  • Healthcare (hospitals, skilled nursing and assisted living facilities, medical office buildings)...

C. Stephen Davis Shareholder Greenberg Traurig Orange County Property tax counseling and litigation

C. Stephen Davis focuses his practice on property tax counseling and controversies in the real estate, energy, oil, hospitality and healthcare industries. He litigates property tax controversies before local assessment appeals boards, superior courts, courts of appeal, and the California Supreme Court. His practice also includes participating in rule-making and other proceedings before the California State Board of Equalization.

Bradley Marsh, Greenberg Traurig Law Firm, San Francisco, Tax Law Litigation Attorney

Bradley R. Marsh is an attorney at the San Francisco office and focuses his practice on tax controversy matters, including property, sales, payroll, business license, employment, franchise, parcel, district, documentary transfer, transient occupancy, utility user, income, parking, gift and estate taxes. He serves as a co-chair of the State and Local Tax (SALT) Practice. Brad represents clients in audits, litigation and administrative hearings, as well as analyzing transactions and business models, and providing legislative solutions. 



Ruben Sislyan focuses his practice on California state and local tax controversies at the audit, administrative, and judicial levels. He has broad experience representing Fortune 500 and middle-market companies, closely held businesses, start-ups, families, and individuals in a wide range of state and local taxes, including corporate franchise/income, personal income, sales and use, property, tobacco, and gross receipts and other local taxes.
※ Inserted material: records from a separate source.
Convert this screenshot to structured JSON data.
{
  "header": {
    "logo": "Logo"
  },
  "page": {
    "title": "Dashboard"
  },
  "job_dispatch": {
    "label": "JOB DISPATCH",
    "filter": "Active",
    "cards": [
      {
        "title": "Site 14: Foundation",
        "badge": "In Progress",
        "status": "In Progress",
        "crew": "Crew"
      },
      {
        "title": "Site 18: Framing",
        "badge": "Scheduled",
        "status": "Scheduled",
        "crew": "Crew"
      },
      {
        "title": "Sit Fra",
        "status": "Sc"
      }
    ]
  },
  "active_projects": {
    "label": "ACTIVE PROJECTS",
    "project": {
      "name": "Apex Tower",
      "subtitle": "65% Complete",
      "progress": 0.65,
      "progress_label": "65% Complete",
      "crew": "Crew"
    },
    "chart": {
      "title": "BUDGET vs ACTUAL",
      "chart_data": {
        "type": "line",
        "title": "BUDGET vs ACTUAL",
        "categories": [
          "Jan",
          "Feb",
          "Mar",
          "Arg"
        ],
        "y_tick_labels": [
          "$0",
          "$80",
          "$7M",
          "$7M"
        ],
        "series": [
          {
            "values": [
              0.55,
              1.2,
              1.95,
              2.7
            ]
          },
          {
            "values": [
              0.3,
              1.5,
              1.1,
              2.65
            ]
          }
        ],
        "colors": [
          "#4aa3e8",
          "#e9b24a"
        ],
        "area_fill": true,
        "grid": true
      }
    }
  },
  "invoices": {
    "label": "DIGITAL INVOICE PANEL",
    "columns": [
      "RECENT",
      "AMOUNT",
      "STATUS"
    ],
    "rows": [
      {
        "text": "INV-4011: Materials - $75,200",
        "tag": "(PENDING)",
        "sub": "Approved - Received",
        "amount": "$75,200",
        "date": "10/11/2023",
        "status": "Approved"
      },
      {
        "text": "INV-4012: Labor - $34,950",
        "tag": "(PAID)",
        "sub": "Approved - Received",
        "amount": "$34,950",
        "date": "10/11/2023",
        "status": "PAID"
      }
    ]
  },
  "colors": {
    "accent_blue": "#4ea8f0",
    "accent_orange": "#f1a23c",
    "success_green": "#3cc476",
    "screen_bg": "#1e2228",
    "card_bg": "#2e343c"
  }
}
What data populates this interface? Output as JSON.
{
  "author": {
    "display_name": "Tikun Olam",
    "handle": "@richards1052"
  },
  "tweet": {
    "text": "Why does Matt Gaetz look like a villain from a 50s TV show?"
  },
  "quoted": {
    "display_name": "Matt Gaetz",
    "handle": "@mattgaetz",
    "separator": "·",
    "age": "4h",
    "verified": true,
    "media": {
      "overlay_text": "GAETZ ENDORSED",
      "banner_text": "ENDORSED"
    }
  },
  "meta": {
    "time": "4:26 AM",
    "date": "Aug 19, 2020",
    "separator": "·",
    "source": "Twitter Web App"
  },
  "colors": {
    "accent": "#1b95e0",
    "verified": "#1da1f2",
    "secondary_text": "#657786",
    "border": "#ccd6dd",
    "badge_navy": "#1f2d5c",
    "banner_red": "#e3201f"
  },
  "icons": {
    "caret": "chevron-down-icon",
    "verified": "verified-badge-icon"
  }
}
Ruben helps clients navigate through all stages of California’s complex administrative tax controversy process. He regularly practices before...